I just updated one of my galleries with a series of watercolor prints. I wanted to share a few of them with you. This particular gallery is a series of watercolor landscapes. The first picture is of boats in Victoria Harbor, British Columbia at dusk.

I drew the scene with simple and almost abstract sketching. I then used the color hues to create the time of day “dusk”. Notice the lighter colors in the sky and reflected in the harbor. The rest of the hues are darker blues throughout. As a special focal point, I enjoy the docks that have “lamps lit” on the two boats in the foreground.

The next picture is “Sunrise in the Harbor”. Using Victoria Harbor again, this time a different perspective of the harbor and different lighting creating an early morning look.

Same simplified drawing technique, but notice the color hues….lighter and brighter. The blue hues are not as dark and the coloring on the boats is more vivid. The look of early morning is created by the coloring of the sky and the coloring on the boats.

The next picture is also from Canadian landscape. It’s called ” Contemplation at the Lake“.

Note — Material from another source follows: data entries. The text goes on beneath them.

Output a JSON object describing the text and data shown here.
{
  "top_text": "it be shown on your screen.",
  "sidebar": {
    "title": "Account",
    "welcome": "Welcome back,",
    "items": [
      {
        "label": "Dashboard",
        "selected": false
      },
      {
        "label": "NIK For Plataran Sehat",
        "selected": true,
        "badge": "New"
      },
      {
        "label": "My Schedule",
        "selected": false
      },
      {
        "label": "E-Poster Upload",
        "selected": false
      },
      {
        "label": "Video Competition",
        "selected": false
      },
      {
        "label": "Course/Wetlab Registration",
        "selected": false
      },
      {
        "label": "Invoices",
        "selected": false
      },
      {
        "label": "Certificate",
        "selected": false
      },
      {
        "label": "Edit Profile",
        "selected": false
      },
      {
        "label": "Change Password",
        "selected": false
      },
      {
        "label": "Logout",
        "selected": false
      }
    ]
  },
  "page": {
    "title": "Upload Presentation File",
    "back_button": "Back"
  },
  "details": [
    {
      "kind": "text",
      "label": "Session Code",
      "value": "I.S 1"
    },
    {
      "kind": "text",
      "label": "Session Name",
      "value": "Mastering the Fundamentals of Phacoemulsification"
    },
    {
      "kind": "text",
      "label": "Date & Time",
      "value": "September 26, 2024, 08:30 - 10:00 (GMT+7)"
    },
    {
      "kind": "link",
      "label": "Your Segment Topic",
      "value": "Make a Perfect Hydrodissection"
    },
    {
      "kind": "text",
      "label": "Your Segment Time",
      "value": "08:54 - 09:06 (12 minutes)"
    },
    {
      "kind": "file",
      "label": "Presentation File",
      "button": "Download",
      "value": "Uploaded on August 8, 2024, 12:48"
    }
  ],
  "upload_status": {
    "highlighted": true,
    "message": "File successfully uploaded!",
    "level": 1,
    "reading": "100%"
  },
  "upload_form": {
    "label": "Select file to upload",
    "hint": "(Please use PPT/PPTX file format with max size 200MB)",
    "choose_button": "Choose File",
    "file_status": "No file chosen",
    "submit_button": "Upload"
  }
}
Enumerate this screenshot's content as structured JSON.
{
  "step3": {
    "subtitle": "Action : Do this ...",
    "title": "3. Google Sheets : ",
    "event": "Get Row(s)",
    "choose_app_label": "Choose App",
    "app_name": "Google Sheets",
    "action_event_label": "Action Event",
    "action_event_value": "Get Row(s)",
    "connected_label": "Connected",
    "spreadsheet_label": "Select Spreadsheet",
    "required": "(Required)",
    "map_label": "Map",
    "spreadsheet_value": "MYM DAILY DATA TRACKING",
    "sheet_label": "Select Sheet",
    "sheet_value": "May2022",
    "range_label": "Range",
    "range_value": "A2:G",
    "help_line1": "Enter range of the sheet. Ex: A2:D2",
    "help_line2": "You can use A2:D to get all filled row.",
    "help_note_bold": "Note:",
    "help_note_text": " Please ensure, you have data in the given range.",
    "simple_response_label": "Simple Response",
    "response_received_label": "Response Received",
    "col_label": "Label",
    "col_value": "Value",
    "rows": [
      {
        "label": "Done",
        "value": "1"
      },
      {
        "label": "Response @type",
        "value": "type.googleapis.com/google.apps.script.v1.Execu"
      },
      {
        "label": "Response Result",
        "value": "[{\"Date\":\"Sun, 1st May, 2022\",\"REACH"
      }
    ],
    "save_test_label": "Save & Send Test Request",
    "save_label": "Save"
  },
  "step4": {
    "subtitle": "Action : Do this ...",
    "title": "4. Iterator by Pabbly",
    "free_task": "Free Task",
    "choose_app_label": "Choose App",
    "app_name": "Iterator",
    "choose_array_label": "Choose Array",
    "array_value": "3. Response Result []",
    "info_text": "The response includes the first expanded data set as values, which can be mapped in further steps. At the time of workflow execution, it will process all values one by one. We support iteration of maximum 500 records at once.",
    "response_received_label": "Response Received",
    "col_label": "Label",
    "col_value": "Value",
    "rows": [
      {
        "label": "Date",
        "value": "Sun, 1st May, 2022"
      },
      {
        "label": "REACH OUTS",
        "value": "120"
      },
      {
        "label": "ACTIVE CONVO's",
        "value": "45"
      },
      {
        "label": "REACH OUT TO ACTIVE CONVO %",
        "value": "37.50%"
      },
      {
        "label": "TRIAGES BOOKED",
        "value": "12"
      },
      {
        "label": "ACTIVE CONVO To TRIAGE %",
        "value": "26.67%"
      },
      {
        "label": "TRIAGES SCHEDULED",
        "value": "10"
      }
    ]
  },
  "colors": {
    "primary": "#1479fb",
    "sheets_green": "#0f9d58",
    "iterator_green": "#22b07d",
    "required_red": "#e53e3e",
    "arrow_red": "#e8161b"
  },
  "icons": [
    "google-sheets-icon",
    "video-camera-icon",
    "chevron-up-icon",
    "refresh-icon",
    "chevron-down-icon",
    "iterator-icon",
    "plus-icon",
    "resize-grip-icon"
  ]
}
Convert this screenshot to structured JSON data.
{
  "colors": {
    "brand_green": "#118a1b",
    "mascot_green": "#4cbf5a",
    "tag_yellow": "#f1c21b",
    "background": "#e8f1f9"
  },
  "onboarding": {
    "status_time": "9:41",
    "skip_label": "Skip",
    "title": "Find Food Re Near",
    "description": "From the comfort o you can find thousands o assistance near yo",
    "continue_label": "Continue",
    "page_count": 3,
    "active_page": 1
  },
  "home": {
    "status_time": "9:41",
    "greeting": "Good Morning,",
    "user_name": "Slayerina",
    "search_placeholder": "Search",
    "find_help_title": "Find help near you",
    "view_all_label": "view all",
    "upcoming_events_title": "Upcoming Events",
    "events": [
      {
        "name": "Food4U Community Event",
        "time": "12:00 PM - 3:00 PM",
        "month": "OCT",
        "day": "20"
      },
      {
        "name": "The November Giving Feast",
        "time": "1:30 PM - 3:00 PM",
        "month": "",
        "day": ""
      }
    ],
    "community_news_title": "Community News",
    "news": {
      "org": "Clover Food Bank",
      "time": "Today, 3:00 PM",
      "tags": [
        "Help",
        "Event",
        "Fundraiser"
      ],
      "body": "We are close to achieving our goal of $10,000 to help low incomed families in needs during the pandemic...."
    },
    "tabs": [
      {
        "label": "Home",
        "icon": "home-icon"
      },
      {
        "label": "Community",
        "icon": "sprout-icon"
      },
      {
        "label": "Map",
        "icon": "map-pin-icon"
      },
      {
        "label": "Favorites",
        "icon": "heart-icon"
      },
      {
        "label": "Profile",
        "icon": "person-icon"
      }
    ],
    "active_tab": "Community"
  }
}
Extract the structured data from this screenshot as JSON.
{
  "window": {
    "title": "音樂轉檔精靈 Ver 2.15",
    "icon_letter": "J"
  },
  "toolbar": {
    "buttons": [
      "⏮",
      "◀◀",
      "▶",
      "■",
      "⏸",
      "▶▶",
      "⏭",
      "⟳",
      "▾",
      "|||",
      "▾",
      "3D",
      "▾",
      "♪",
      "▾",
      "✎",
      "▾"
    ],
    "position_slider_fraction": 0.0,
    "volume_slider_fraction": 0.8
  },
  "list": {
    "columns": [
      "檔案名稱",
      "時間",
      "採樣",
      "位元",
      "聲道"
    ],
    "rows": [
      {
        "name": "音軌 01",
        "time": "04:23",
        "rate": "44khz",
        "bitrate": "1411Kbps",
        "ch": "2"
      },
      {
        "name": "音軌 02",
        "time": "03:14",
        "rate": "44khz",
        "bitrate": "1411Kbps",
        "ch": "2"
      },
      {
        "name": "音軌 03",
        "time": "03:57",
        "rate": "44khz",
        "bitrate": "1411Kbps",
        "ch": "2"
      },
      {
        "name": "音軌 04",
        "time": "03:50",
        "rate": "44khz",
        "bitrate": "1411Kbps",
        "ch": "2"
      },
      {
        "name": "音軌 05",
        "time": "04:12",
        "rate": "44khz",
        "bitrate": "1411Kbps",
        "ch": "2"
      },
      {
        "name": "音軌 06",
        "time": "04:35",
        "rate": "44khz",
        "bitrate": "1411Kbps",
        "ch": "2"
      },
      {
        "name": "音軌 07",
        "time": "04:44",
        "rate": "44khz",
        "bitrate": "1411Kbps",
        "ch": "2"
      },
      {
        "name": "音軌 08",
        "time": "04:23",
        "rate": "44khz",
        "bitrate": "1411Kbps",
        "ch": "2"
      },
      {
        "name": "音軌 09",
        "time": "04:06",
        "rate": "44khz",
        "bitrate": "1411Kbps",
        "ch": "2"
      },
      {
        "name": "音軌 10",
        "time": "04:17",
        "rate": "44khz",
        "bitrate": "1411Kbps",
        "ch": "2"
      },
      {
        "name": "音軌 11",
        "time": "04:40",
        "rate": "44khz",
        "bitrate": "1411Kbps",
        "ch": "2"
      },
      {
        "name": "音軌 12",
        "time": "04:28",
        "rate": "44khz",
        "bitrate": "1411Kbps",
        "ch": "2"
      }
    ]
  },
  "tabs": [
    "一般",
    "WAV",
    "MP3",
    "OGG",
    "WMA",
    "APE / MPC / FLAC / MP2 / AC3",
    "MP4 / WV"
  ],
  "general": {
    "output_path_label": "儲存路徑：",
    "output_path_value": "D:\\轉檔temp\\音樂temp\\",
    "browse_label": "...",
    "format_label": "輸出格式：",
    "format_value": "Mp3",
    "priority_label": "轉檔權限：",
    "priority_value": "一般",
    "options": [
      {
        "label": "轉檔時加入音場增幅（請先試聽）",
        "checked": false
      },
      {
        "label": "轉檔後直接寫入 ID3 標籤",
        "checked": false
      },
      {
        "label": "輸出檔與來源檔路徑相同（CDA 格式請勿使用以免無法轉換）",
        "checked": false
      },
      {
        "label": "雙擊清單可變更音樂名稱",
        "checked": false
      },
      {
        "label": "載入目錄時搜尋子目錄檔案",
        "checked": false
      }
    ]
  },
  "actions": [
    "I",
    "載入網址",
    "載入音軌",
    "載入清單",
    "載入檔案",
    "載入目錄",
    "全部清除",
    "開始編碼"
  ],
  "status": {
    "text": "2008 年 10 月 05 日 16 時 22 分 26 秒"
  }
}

This is a picture of “Hidden Lake” near Whistler, British Columbia. Again, same drawing technique….simple almost abstract…with the story being told by the coloring. I like using purple, dark blue hues for mountains and love the accent of green with the trees in the foreground. The individual sitting on the shore looks deep in thought creating the name of the picture.

Keeping with the mountain theme from this picture, the next one is of more mountains around the Whistler area.

Again, I like the purple and blue hues for mountains….this one more purple than the blue. The green trees in the foreground also add that accent look. A little more detail in the drawing on this one in the trees to make them more of a focal point.

To finish out the samples, I have included a picture of Mt Rainier that I have done.

So, south of the Canadian border, this angle is from the Seattle area. Keeping the blue hues throughout keeps the snow capped mountain to a more subtle look. For a little fun, if you look closely just to the left of the peak, you will see a small airplane drawn in.

I hope you enjoy and for more of my recently updated art prints, please visit either my main online art gallery (TheWallGallery) or this specific gallery: Landscape Watercolor 3.

Thanks!